According to the OIE report, the infection was found among four pigs in Khabarovsk oblast, and in a herd of 21 animals in Primorsky krai. Previous cases have occurred in these regions of the federal district since August 2019.
South Africa registers 23rd ASF outbreak
The latest report to the OIE by the agriculture department in South Africa outlines an outbreak of ASF at a farm in July. Three cases were discovered in a herd of 100 pigs in the Lesedi region of Gauteng. Two of the animals died, but the fate of the rest of the herd is not reported.
This outbreak brings the country’s total outbreaks since April 2019 to 23. Almost 4,000 pigs have been directly affected. All outbreaks so far have occurred outside the country’s ASF control zone. As well as Gauteng, cases have been confirmed in Mpumalanga, Free State, North West Province and Eastern Cape Province.
ASF ‘resolved’ in Myanmar
In the past week, the livestock ministry has declared to the OIE that the ASF situation has been “resolved.”
The move comes after a single outbreak of the disease in the eastern state of Kayah at the end of June. At the time, illegal movements of pigs, swill feeding and fomites were blamed for the apparent return of ASF after a short absence from the region.
ASF cull gets underway in Assam
Finally, a cull to prevent the further spread of ASF is getting underway in the northern Indian state of Assam. The measure had to be postponed in August because of severe flooding in the area, reports Sentinel Assam.
Prompting the action was a new outbreak in Changsari in Kamrup district, in which 44 pigs died. A further 144 animals have already been culled there, according to local officials. Director of the state veterinary authority estimates that at least 12,000 more pigs will need to be culled.
Since the first cases were confirmed in Assam in May, local people report that 100,000 pigs have died of the disease. However, the region’s officials put the mortality at 18,000. Owners whose pigs are culled are set to receive compensation of INR2,000-30,000 (US$27-408) per pig, depending on its weight, age and type.
ASF situation in the Philippines
Seven regions of the country remain ASF-free, according to Philippine News Agency (PNA). ASF-free regions — Eastern Visayas, Central Visayas, Western Visayas, Northern Mindanao, Caraga, Zamboanga and the Autonomous Region in Muslim Mindanao — can export live pigs, pork and other pig products anywhere in the country. However, they can only accept shipments from other unaffected areas.
One province to benefit from these regulations is Negros Occidental, reports the same source. Located in the ASF-free region of Western Visayas, it has recently reached an agreement to supply more pigs to Luzon.
Badly affected by previous outbreaks were many small pig herds on the island of Luzon. Almost 250 pig owners there in the province of Nueva Ecija are set to receive a share of PHP16 million (US$329,000) in compensation for their animals that were culled.
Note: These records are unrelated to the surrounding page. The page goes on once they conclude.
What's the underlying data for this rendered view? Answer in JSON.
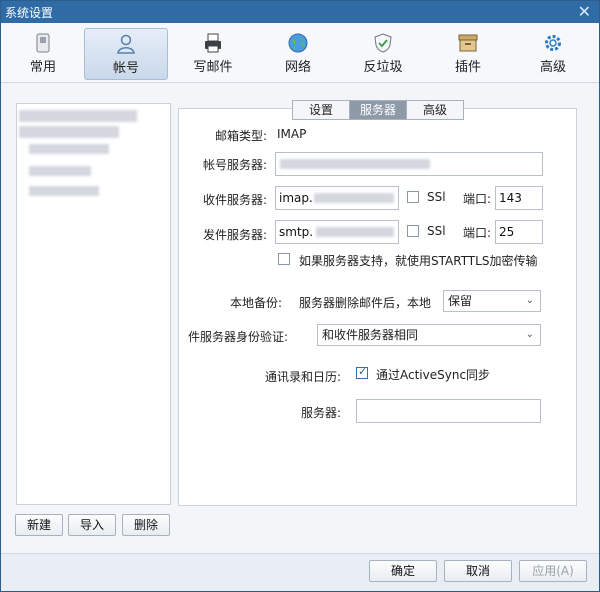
{
  "window": {
    "title": "系统设置",
    "close_label": "✕"
  },
  "toolbar": [
    {
      "name": "tool-general",
      "label": "常用",
      "icon": "phone-icon"
    },
    {
      "name": "tool-account",
      "label": "帐号",
      "icon": "user-icon"
    },
    {
      "name": "tool-compose",
      "label": "写邮件",
      "icon": "printer-icon"
    },
    {
      "name": "tool-network",
      "label": "网络",
      "icon": "globe-icon"
    },
    {
      "name": "tool-antispam",
      "label": "反垃圾",
      "icon": "shield-icon"
    },
    {
      "name": "tool-plugins",
      "label": "插件",
      "icon": "archive-box-icon"
    },
    {
      "name": "tool-advanced",
      "label": "高级",
      "icon": "gear-icon"
    }
  ],
  "active_tool": "帐号",
  "left_buttons": {
    "new": "新建",
    "import": "导入",
    "delete": "删除"
  },
  "tabs": [
    {
      "label": "设置",
      "active": false
    },
    {
      "label": "服务器",
      "active": true
    },
    {
      "label": "高级",
      "active": false
    }
  ],
  "form": {
    "mailbox_type_label": "邮箱类型:",
    "mailbox_type_value": "IMAP",
    "account_server_label": "帐号服务器:",
    "incoming_label": "收件服务器:",
    "incoming_value": "imap.",
    "incoming_ssl_label": "SSl",
    "incoming_port_label": "端口:",
    "incoming_port": "143",
    "outgoing_label": "发件服务器:",
    "outgoing_value": "smtp.",
    "outgoing_ssl_label": "SSl",
    "outgoing_port_label": "端口:",
    "outgoing_port": "25",
    "starttls_label": "如果服务器支持，就使用STARTTLS加密传输",
    "backup_label": "本地备份:",
    "backup_desc": "服务器删除邮件后，本地",
    "backup_value": "保留",
    "auth_label": "件服务器身份验证:",
    "auth_value": "和收件服务器相同",
    "contacts_label": "通讯录和日历:",
    "activesync_label": "通过ActiveSync同步",
    "activesync_checked": true,
    "server_label": "服务器:",
    "server_value": ""
  },
  "bottom_buttons": {
    "ok": "确定",
    "cancel": "取消",
    "apply": "应用(A)"
  }
}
The Department of Agriculture reports that a total of 1,491 villages from 323 towns and cities in nine regions of the Philippines have been affected by ASF. The number of pigs culled is approaching 345,000, according to PNA.
View our continuing coverage of the global African swine fever situation.